(Beginning of EXTRACTED ENTRIES)
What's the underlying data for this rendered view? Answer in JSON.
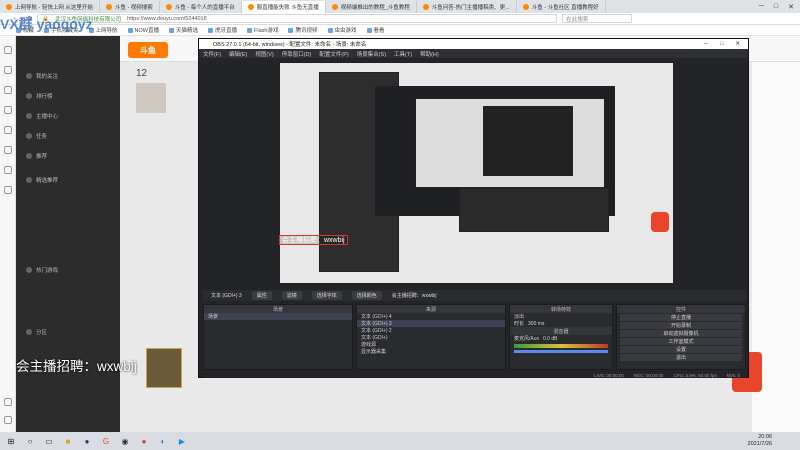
{
  "browser": {
    "tabs": [
      {
        "label": "上网导航 - 轻快上网 从这里开始"
      },
      {
        "label": "斗鱼 - 视频搜索"
      },
      {
        "label": "斗鱼 - 每个人的直播平台"
      },
      {
        "label": "服直播能失败 斗鱼无直播"
      },
      {
        "label": "视频端推出的教程_斗鱼教程"
      },
      {
        "label": "斗鱼问答-热门主播播稿类、更..."
      },
      {
        "label": "斗鱼 - 斗鱼社区 直播教程好"
      }
    ],
    "company": "武汉斗鱼网络科技有限公司",
    "url": "https://www.douyu.com/5244018",
    "search_placeholder": "在此搜索",
    "bookmarks": [
      "收藏",
      "手机收藏夹",
      "上网导航",
      "NOW直播",
      "天猫精选",
      "虎牙直播",
      "Flash游戏",
      "腾讯视频",
      "虫虫游戏",
      "看看"
    ]
  },
  "douyu": {
    "logo": "斗鱼",
    "rank": "12",
    "left_nav": [
      "我的关注",
      "排行榜",
      "主播中心",
      "任务",
      "推荐",
      "精选推荐",
      "热门游戏",
      "分区"
    ]
  },
  "obs": {
    "title": "OBS 27.0.1 (64-bit, windows) - 配置文件: 未命名 - 场景: 未命名",
    "menu": [
      "文件(F)",
      "编辑(E)",
      "视图(V)",
      "停靠窗口(D)",
      "配置文件(P)",
      "场景集合(S)",
      "工具(T)",
      "帮助(H)"
    ],
    "toolbar": {
      "source_name": "文本 (GDI+) 3",
      "props": "属性",
      "filters": "滤镜",
      "font": "选择字体",
      "text_label": "选择颜色",
      "caption": "会主播招聘：wxwbij"
    },
    "docks": {
      "scenes": {
        "title": "场景",
        "items": [
          "场景"
        ]
      },
      "sources": {
        "title": "来源",
        "items": [
          "文本 (GDI+) 4",
          "文本 (GDI+) 3",
          "文本 (GDI+) 2",
          "文本 (GDI+)",
          "游戏源",
          "显示器采集"
        ]
      },
      "transitions": {
        "title": "转场特效",
        "type": "淡出",
        "duration_label": "时长",
        "duration": "300 ms"
      },
      "mixer": {
        "title": "混音器",
        "track": "麦克风/Aux",
        "db": "0.0 dB"
      },
      "controls": {
        "title": "控件",
        "buttons": [
          "停止直播",
          "开始录制",
          "启动虚拟摄像机",
          "工作室模式",
          "设置",
          "退出"
        ]
      }
    },
    "status": {
      "live": "LIVE: 00:00:00",
      "rec": "REC: 00:00:00",
      "cpu": "CPU: 3.9%, 60.00 fps",
      "kbps": "kb/s: 0"
    }
  },
  "overlay": {
    "watermark": "VX群 yaoqoyz",
    "caption": "会主播招聘：wxwbij",
    "preview_caption": "会主播招聘：wxwbij"
  },
  "taskbar": {
    "time": "20:06",
    "date": "2021/7/26"
  }
}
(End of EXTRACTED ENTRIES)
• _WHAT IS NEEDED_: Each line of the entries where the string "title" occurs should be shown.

• _SOLUTION TO THIS PROBLEM_:
    "title": "OBS 27.0.1 (64-bit, windows) - 配置文件: 未命名 - 场景: 未命名",
        "title": "场景",
        "title": "来源",
        "title": "转场特效",
        "title": "混音器",
        "title": "控件",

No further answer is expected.